“He’s a great Brazilian executive, competent, with credibility, a good name for Petrobras,” consultant David Zylbersztajn, a former oil regulator who worked with Ferreira in the early 2000s, said in a phone interview from Rio. “Knowing Murilo, I can say he can stand his own.”
Vale and Petrobras press offices declined to comment on the possibility of Ferreira joining the oil company’s board.
Well-regarded in the business community, Ferreira has refrained from criticizing the government when other industry leaders have challenged policies that contributed to above-target inflation and low growth in Rousseff’s first term.

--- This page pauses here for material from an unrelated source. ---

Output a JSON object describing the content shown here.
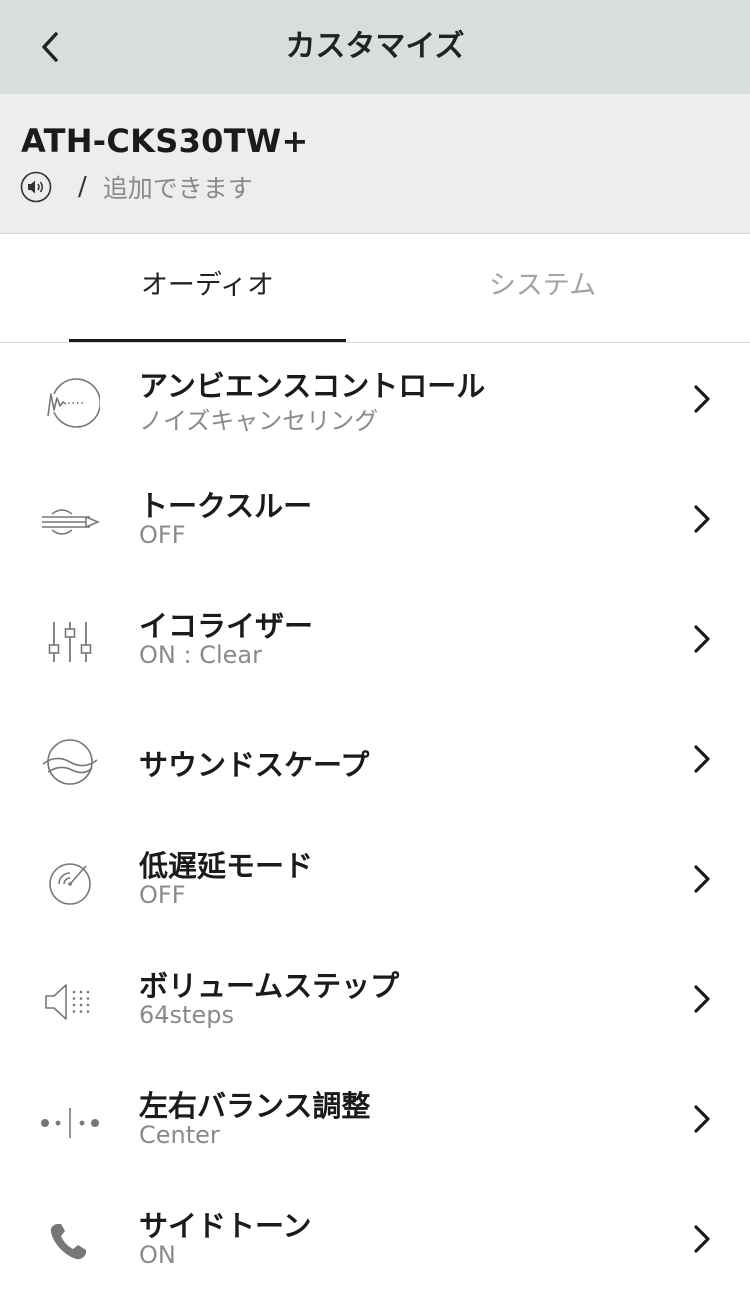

Ferreira’s name circulated in local press as a possible replacement for Mantega as Finance Minister after Rousseff won re-election in October, and again last month as a possibility to take over as Petrobras CEO.
The next chairman is faced with calls from investors to make Petrobras more independent from Rousseff and her party after the company lost $270 billion in market value in four years amid allegations of government interference and corruption. The government controls the oil producer with the majority of voting shares.
The board’s most urgent task is to get Petrobras’s third-quarter results audited after quantifying losses from a decades-long kickback scheme.
As Vale’s CEO, Ferreira challenge is to lead the mining company through a downswing in the commodities cycle in which the global price of iron ore has fallen 47 percent in 2014 and extended losses this year. Ferreira took the helm of Vale in May 2011.
Zylbersztajn, who’s critical of the current government’s oil policies, worked with Ferreira as a consultant at Aluminio Brasileiro SA and says his good relationship with the government doesn’t mean he would be a pushover.
“The fact that he gets along well with the controlling shareholder, doesn’t mean he has to sacrifice his independence,” Zylbersztajn said.